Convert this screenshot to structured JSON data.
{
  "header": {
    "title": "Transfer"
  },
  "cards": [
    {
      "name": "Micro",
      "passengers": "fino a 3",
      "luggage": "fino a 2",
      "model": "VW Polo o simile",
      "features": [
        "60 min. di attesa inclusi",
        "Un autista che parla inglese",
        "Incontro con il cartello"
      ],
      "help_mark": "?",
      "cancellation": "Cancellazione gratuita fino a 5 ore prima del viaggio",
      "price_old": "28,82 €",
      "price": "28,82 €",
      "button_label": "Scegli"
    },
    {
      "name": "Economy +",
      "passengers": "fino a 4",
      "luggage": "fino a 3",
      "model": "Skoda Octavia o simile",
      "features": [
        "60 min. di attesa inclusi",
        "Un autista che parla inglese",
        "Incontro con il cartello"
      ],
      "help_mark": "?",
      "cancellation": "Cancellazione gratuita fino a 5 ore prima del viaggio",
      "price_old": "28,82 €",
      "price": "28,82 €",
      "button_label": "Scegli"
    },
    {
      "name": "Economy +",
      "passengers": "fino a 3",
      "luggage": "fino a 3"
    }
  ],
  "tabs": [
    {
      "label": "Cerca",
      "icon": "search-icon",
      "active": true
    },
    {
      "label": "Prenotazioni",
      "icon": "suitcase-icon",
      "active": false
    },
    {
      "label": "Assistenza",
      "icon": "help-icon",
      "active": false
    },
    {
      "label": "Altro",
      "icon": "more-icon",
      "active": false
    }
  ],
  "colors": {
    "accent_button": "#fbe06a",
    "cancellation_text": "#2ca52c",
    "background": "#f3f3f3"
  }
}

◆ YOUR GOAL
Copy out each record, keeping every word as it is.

◆ ANSWER
Convert this screenshot to structured JSON data.
{
  "header": {
    "title": "Transfer"
  },
  "cards": [
    {
      "name": "Micro",
      "passengers": "fino a 3",
      "luggage": "fino a 2",
      "model": "VW Polo o simile",
      "features": [
        "60 min. di attesa inclusi",
        "Un autista che parla inglese",
        "Incontro con il cartello"
      ],
      "help_mark": "?",
      "cancellation": "Cancellazione gratuita fino a 5 ore prima del viaggio",
      "price_old": "28,82 €",
      "price": "28,82 €",
      "button_label": "Scegli"
    },
    {
      "name": "Economy +",
      "passengers": "fino a 4",
      "luggage": "fino a 3",
      "model": "Skoda Octavia o simile",
      "features": [
        "60 min. di attesa inclusi",
        "Un autista che parla inglese",
        "Incontro con il cartello"
      ],
      "help_mark": "?",
      "cancellation": "Cancellazione gratuita fino a 5 ore prima del viaggio",
      "price_old": "28,82 €",
      "price": "28,82 €",
      "button_label": "Scegli"
    },
    {
      "name": "Economy +",
      "passengers": "fino a 3",
      "luggage": "fino a 3"
    }
  ],
  "tabs": [
    {
      "label": "Cerca",
      "icon": "search-icon",
      "active": true
    },
    {
      "label": "Prenotazioni",
      "icon": "suitcase-icon",
      "active": false
    },
    {
      "label": "Assistenza",
      "icon": "help-icon",
      "active": false
    },
    {
      "label": "Altro",
      "icon": "more-icon",
      "active": false
    }
  ],
  "colors": {
    "accent_button": "#fbe06a",
    "cancellation_text": "#2ca52c",
    "background": "#f3f3f3"
  }
}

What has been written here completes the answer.